Ferrari and Renault have confirmed they will appeal against the punishment given to Racing Point in Formula 1’s “copying” controversy.
No date has been set for the hearing at the FIA International Court of Appeal.
McLaren lodged an intention to appeal but decided not to proceed, while Racing Point and Williams have until Wednesday to decide.
Ferrari’s intention in pursuing their appeal is to seek further clarity on the ramifications of the verdict, particularly on the legality of so-called “copycat cars”.
In addition to confirming they were going ahead, Renault said they would “continue to work intensively with the FIA and all stakeholders to develop and implement a clear and enforceable regulatory framework that will ensure all teams participating in the 2021 season will develop their original aerodynamic concept by themselves”.
McLaren said it “welcomed” the stewards’ findings and the demonstration that “transgressions of the rules will be investigated and punished”.

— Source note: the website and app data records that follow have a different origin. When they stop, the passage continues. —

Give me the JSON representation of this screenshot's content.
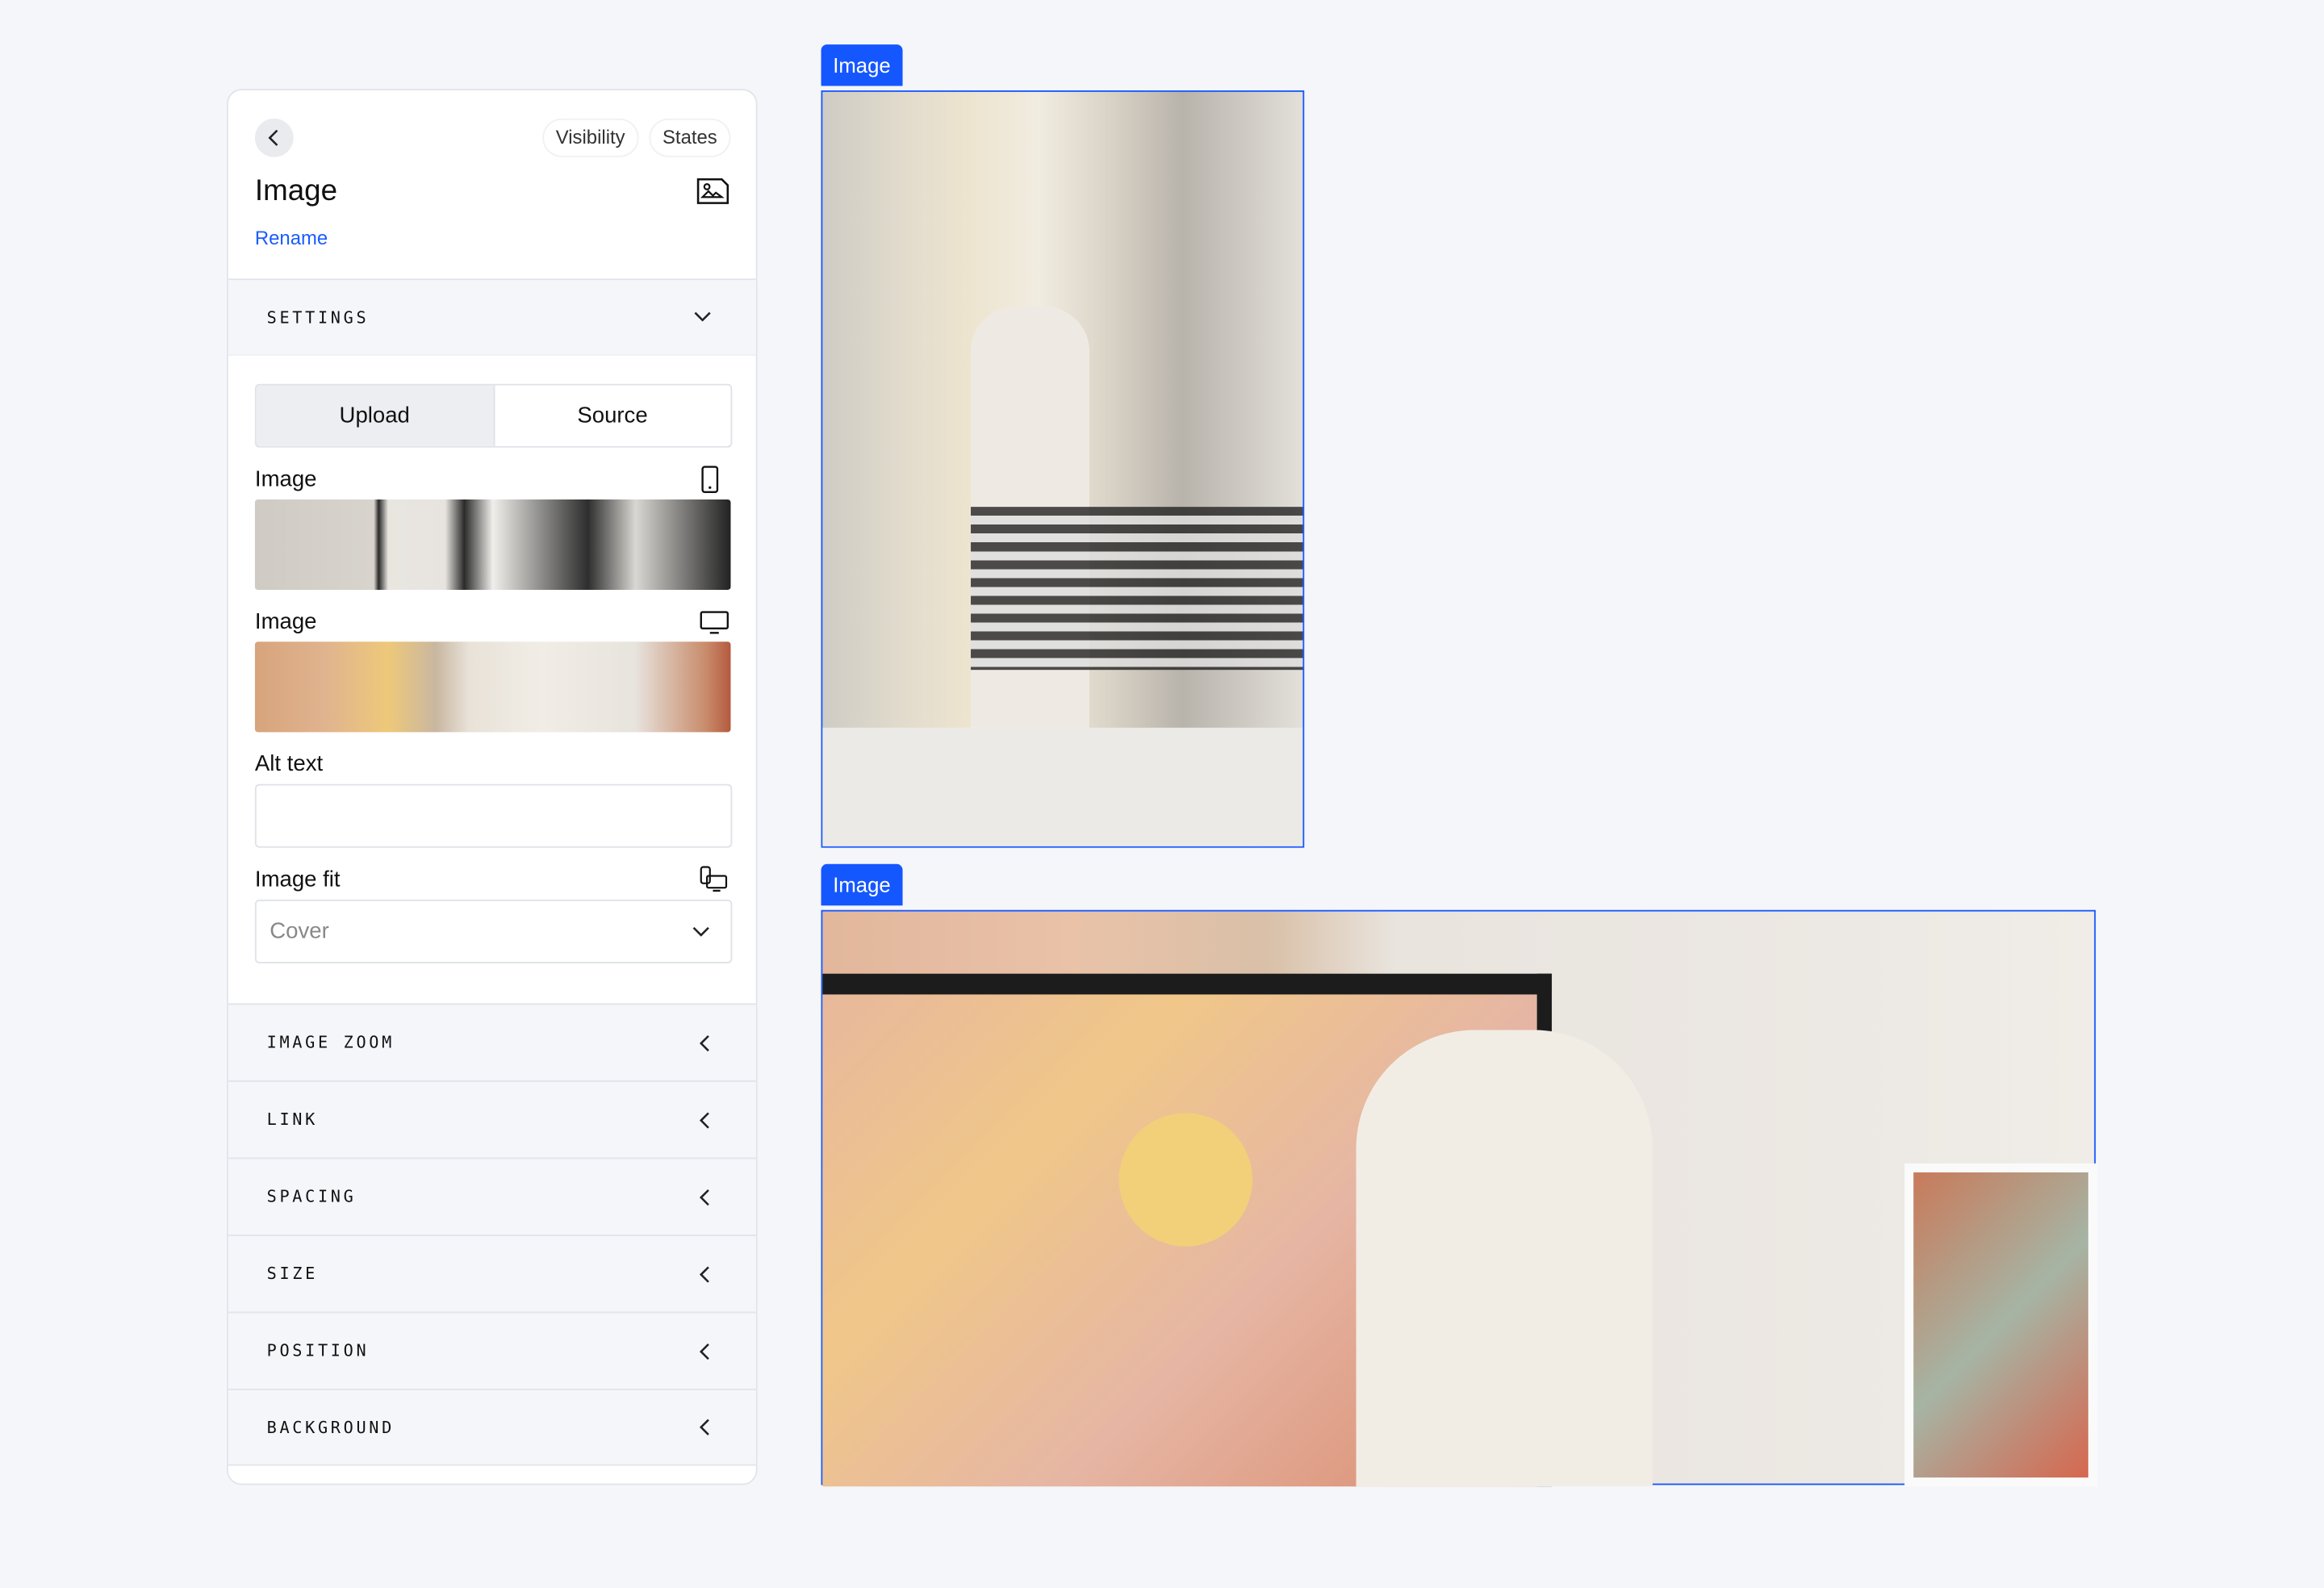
{
  "panel": {
    "back_icon": "chevron-left-icon",
    "tabs": [
      "Visibility",
      "States"
    ],
    "title": "Image",
    "title_icon": "image-icon",
    "rename": "Rename",
    "settings": {
      "label": "SETTINGS",
      "icon": "chevron-down-icon"
    },
    "segment": {
      "options": [
        "Upload",
        "Source"
      ],
      "selected": "Upload"
    },
    "mobile_image": {
      "label": "Image",
      "icon": "mobile-icon"
    },
    "desktop_image": {
      "label": "Image",
      "icon": "desktop-icon"
    },
    "alt_text": {
      "label": "Alt text",
      "value": ""
    },
    "image_fit": {
      "label": "Image fit",
      "icon": "responsive-devices-icon",
      "value": "Cover"
    },
    "sections": [
      "IMAGE ZOOM",
      "LINK",
      "SPACING",
      "SIZE",
      "POSITION",
      "BACKGROUND"
    ]
  },
  "canvas": {
    "tags": [
      "Image",
      "Image"
    ],
    "accent": "#1557ff"
  }
}
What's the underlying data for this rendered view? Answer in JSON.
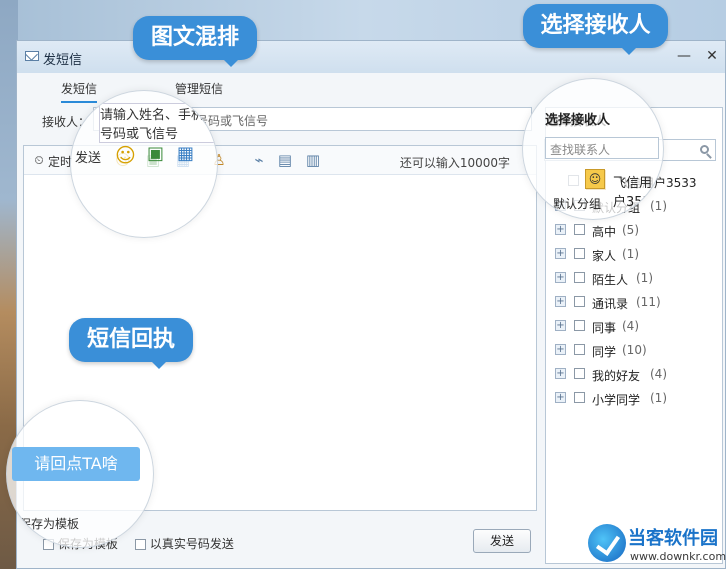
{
  "window": {
    "title": "发短信",
    "min_label": "—",
    "close_label": "✕"
  },
  "tabs": [
    {
      "label": "发短信",
      "active": true
    },
    {
      "label": "管理短信",
      "active": false
    }
  ],
  "receiver": {
    "label": "接收人：",
    "placeholder": "请输入姓名、手机号码或飞信号"
  },
  "toolbar": {
    "timer_label": "定时",
    "send_label": "发送",
    "char_hint": "还可以输入10000字"
  },
  "bottom": {
    "save_template": "保存为模板",
    "real_number": "以真实号码发送",
    "send_button": "发送"
  },
  "contacts": {
    "title": "选择接收人",
    "search_placeholder": "查找联系人",
    "user": "飞信用户3533",
    "groups": [
      {
        "name": "默认分组",
        "count": "(1)"
      },
      {
        "name": "高中",
        "count": "(5)"
      },
      {
        "name": "家人",
        "count": "(1)"
      },
      {
        "name": "陌生人",
        "count": "(1)"
      },
      {
        "name": "通讯录",
        "count": "(11)"
      },
      {
        "name": "同事",
        "count": "(4)"
      },
      {
        "name": "同学",
        "count": "(10)"
      },
      {
        "name": "我的好友",
        "count": "(4)"
      },
      {
        "name": "小学同学",
        "count": "(1)"
      }
    ]
  },
  "callouts": {
    "mixed": "图文混排",
    "choose": "选择接收人",
    "receipt": "短信回执",
    "quick_reply": "请回点TA啥"
  },
  "watermark": {
    "title": "当客软件园",
    "url": "www.downkr.com"
  },
  "colors": {
    "accent": "#3a8fd8",
    "quick_reply": "#6fb7ef"
  }
}
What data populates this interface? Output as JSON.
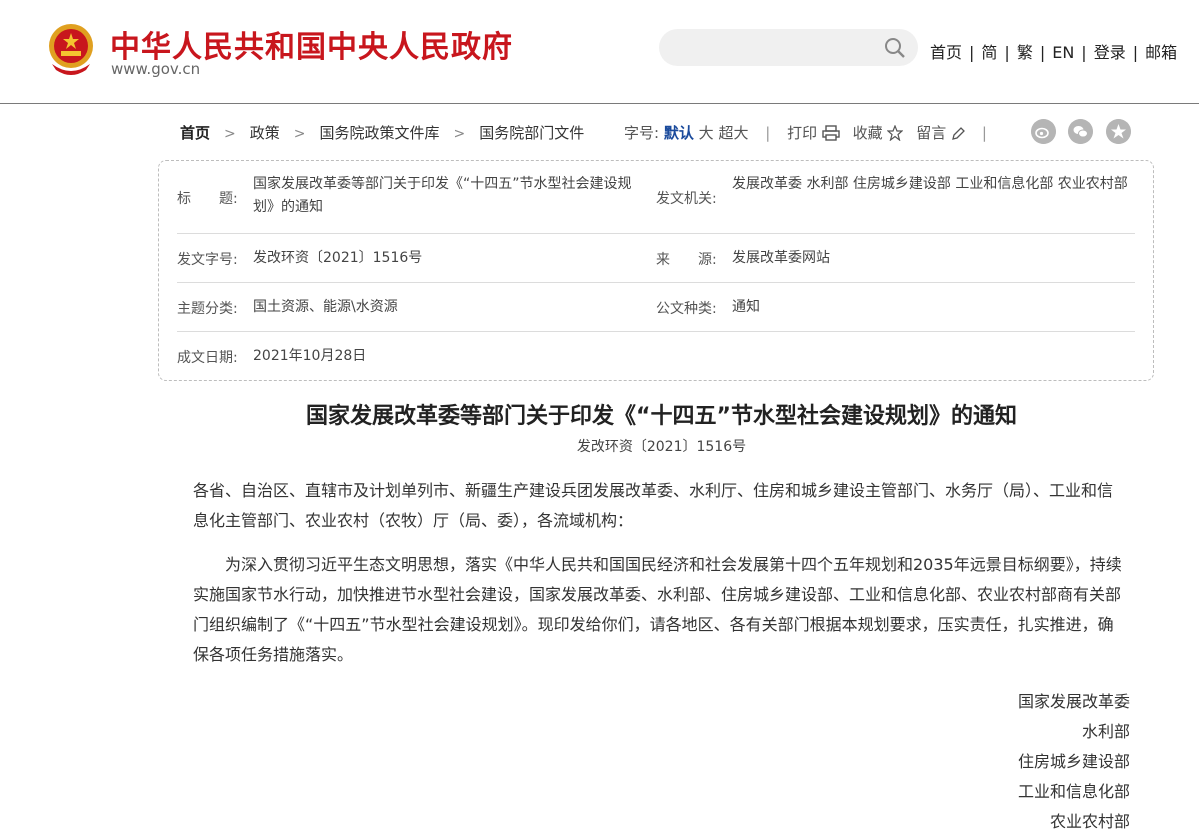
{
  "header": {
    "site_name": "中华人民共和国中央人民政府",
    "domain": "www.gov.cn",
    "search_placeholder": "",
    "nav": [
      "首页",
      "简",
      "繁",
      "EN",
      "登录",
      "邮箱"
    ]
  },
  "breadcrumb": [
    "首页",
    "政策",
    "国务院政策文件库",
    "国务院部门文件"
  ],
  "tools": {
    "font_label": "字号:",
    "font_default": "默认",
    "font_large": "大",
    "font_xlarge": "超大",
    "print": "打印",
    "favorite": "收藏",
    "comment": "留言"
  },
  "info": {
    "title_label": "标　　题:",
    "title_value": "国家发展改革委等部门关于印发《“十四五”节水型社会建设规划》的通知",
    "issuer_label": "发文机关:",
    "issuer_value": "发展改革委  水利部  住房城乡建设部  工业和信息化部  农业农村部",
    "docno_label": "发文字号:",
    "docno_value": "发改环资〔2021〕1516号",
    "source_label": "来　　源:",
    "source_value": "发展改革委网站",
    "topic_label": "主题分类:",
    "topic_value": "国土资源、能源\\水资源",
    "type_label": "公文种类:",
    "type_value": "通知",
    "date_label": "成文日期:",
    "date_value": "2021年10月28日"
  },
  "article": {
    "title": "国家发展改革委等部门关于印发《“十四五”节水型社会建设规划》的通知",
    "docno": "发改环资〔2021〕1516号",
    "p1": "各省、自治区、直辖市及计划单列市、新疆生产建设兵团发展改革委、水利厅、住房和城乡建设主管部门、水务厅（局）、工业和信息化主管部门、农业农村（农牧）厅（局、委），各流域机构：",
    "p2": "为深入贯彻习近平生态文明思想，落实《中华人民共和国国民经济和社会发展第十四个五年规划和2035年远景目标纲要》，持续实施国家节水行动，加快推进节水型社会建设，国家发展改革委、水利部、住房城乡建设部、工业和信息化部、农业农村部商有关部门组织编制了《“十四五”节水型社会建设规划》。现印发给你们，请各地区、各有关部门根据本规划要求，压实责任，扎实推进，确保各项任务措施落实。",
    "signatures": [
      "国家发展改革委",
      "水利部",
      "住房城乡建设部",
      "工业和信息化部",
      "农业农村部"
    ]
  },
  "colors": {
    "brand_red": "#c8161d",
    "link_blue": "#1a4a9c"
  },
  "icons": [
    "national-emblem-icon",
    "search-icon",
    "print-icon",
    "star-icon",
    "pencil-icon",
    "weibo-icon",
    "wechat-icon",
    "qzone-icon"
  ]
}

A statement added: “McLaren Racing is pleased that the FIA [has said it] will further clarify the sporting and technical regulations to protect F1 as a sport where teams are clearly defined as constructors, and removes the potential that the World Championship includes cars that are, in effect, copies of other competitors.”
McLaren said they would follow the case pursued by Ferrari and Renault “with interest”.
Racing Point and Williams have until Wednesday morning to decide whether to pursue their appeals.
Racing Point have insisted they acted within the rules in using Mercedes’ 2019 brake ducts as the basis for a design they have used on their 2020 car, which has been widely dubbed the ‘pink Mercedes’ because the team sought to copy last year’s entire world championship-winning car as much as possible.
But the FIA stewards in their verdict on Friday likened Racing Point’s design process on the brake ducts to “using tracing paper to copy a shape/drawing” after Mercedes legally supplied drawings of their 2019 brake ducts to Racing Point last year.
Team principal Otmar Szafnauer said the stewards were “wrong in that assessment”.
The punishment arises from a change in the regulations on the status of brake ducts from the 2019 to 2020 season, which added them to the category of so-called “listed parts” that teams have to design themselves.
Brake ducts play an important role in the aerodynamics of Formula 1 cars.
Racing Point were legally supplied with the design details of Mercedes’ 2019 brake ducts last year, but the stewards penalised them on the basis that they were not allowed to use the same design this year.